On Tuesday, John Moscoso, PGA Director of Instruction at International Links of Miami Melreese was honored with the Conrad Rehling Award.
"I am honored and humbled to receive this award," said Moscoso. "I share this award with the entire staff and volunteers at the First Tee Miami."
The Conrad Rehling Award, first presented in 2005, honors the late PGA Master Professional who followed a successful collegiate coaching career at Florida and Alabama by transforming his retirement into inspiring PGA Professionals to give back to those with intellectual and physical disabilities.
Moscoso has a big heart and passion for these Special Olympics athletes. Over the years, he has taken on the role of a mentor to many of these athletes. Last year, Moscoso celebrated his 10th year of involvement with Special Olympics Golf. He is responsible for coordinating and hosting the Miami-Dade County Special Olympics Golf, which is a nine-week training and state qualifying program. This event draws in more than 800 athletes.
In 2019, Moscoso hosted the local Special Olympics Unified Golf Training and Qualifying Program. This program brought together 80 participants passionate about the game. In addition, Moscoso hosts a weekly complimentary golf clinic for individuals with special needs 36 weeks out of the year.
“I’ve had the great opportunity of working with PGA Professionals the past 25 years and they are some of the most special people you will ever meet,” said South Florida PGA Section executive director Geoff Lofstead. “And some of the most other special people you will ever meet are Special Olympics athletes. When you combine those two together, there is an unbelievable award created to honor PGA Professionals who embody the spirit of Conrad Rehling and his passion for giving back to the community, particularly Special Olympics athletes.

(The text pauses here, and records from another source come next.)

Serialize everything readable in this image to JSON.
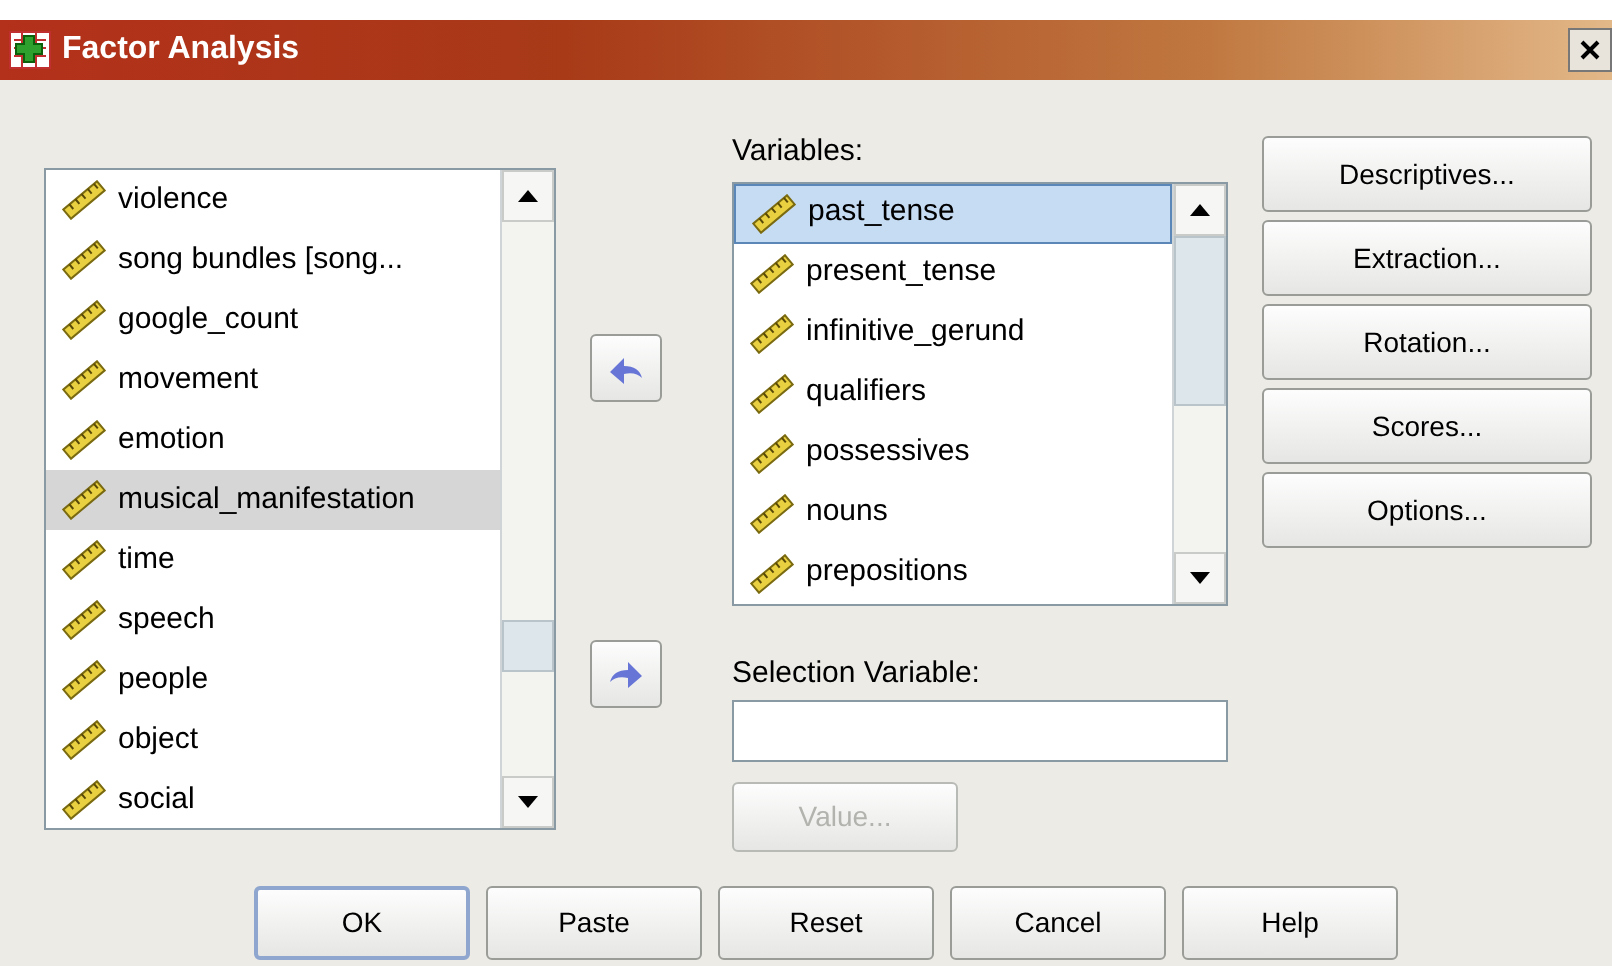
{
  "window": {
    "title": "Factor Analysis"
  },
  "source_list": {
    "focused": false,
    "items": [
      {
        "label": "violence",
        "selected": false
      },
      {
        "label": "song bundles [song...",
        "selected": false
      },
      {
        "label": "google_count",
        "selected": false
      },
      {
        "label": "movement",
        "selected": false
      },
      {
        "label": "emotion",
        "selected": false
      },
      {
        "label": "musical_manifestation",
        "selected": true
      },
      {
        "label": "time",
        "selected": false
      },
      {
        "label": "speech",
        "selected": false
      },
      {
        "label": "people",
        "selected": false
      },
      {
        "label": "object",
        "selected": false
      },
      {
        "label": "social",
        "selected": false
      }
    ]
  },
  "variables": {
    "label": "Variables:",
    "focused": true,
    "items": [
      {
        "label": "past_tense",
        "selected": true
      },
      {
        "label": "present_tense",
        "selected": false
      },
      {
        "label": "infinitive_gerund",
        "selected": false
      },
      {
        "label": "qualifiers",
        "selected": false
      },
      {
        "label": "possessives",
        "selected": false
      },
      {
        "label": "nouns",
        "selected": false
      },
      {
        "label": "prepositions",
        "selected": false
      }
    ]
  },
  "selection_variable": {
    "label": "Selection Variable:",
    "value_button": {
      "label": "Value...",
      "disabled": true
    }
  },
  "side_buttons": [
    {
      "label": "Descriptives..."
    },
    {
      "label": "Extraction..."
    },
    {
      "label": "Rotation..."
    },
    {
      "label": "Scores..."
    },
    {
      "label": "Options..."
    }
  ],
  "footer_buttons": [
    {
      "label": "OK",
      "default": true
    },
    {
      "label": "Paste",
      "default": false
    },
    {
      "label": "Reset",
      "default": false
    },
    {
      "label": "Cancel",
      "default": false
    },
    {
      "label": "Help",
      "default": false
    }
  ]
}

Over quarantine, like many other facilities, Moscoso and his team were unable to host events. With his innovative ideas and desire to help others, Moscoso led junior golf clinics via Zoom. Moscoso and his team understood the importance these programs have for the 2,000 juniors they impact annually.

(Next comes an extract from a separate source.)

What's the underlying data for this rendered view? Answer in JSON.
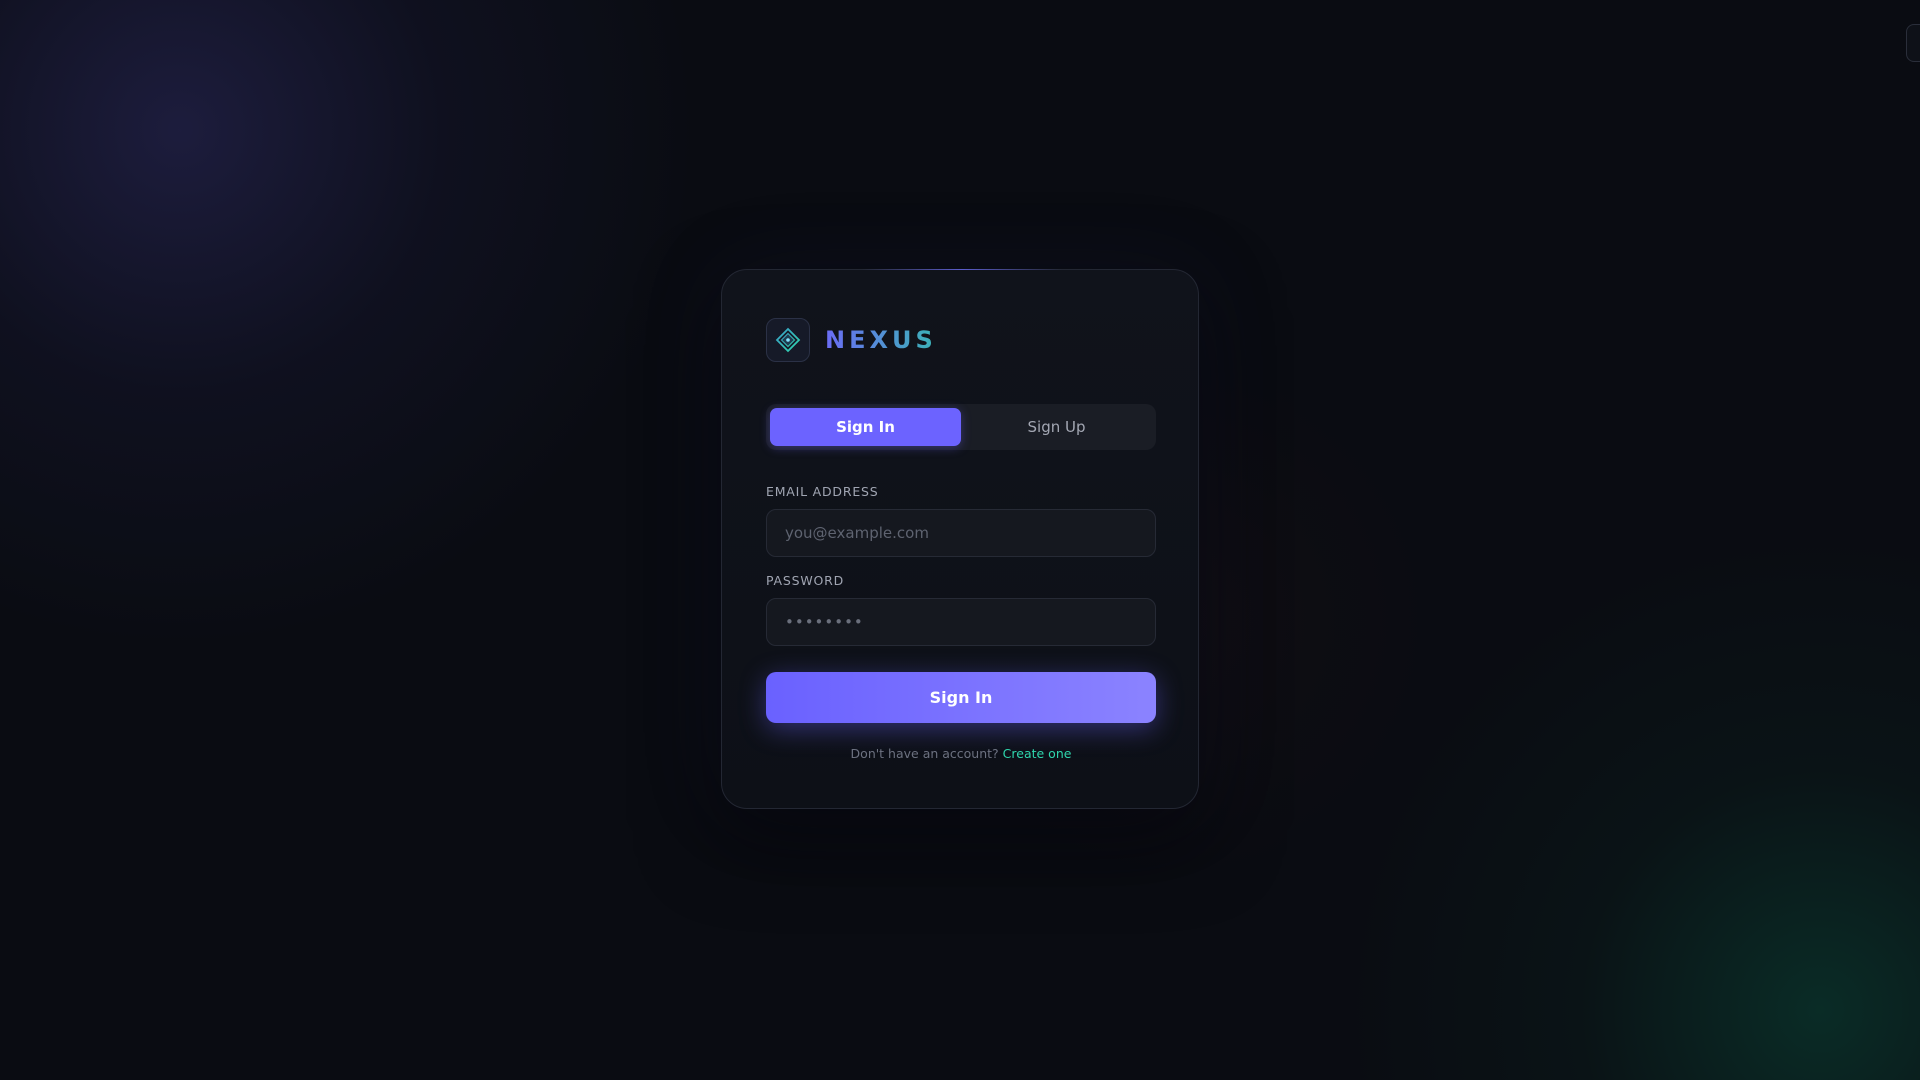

“Working with John, since starting with the SFPGA, has been a blessing,” said South Florida PGA Special Events Coordinator Ellen Breighner. “Watching him go through life and his work with such passion for both the game of golf and for the lives that he has impacted, has been such an inspiration.”
Moscoso is a prime example of an ambassador for Special Olympics Golf and represents the PGA of America and its golf professionals with utmost integrity and humility.
Rehling died in April 2007 at age 87. As the founding father of the Special Olympics Golf movement in 1988, Rehling spearheaded The PGA of America’s efforts to introduce golf to Special Olympics. The Association and its nearly 29,000 men and women professionals have dedicated countless hours, services and funding to the growth of Special Olympics Golf.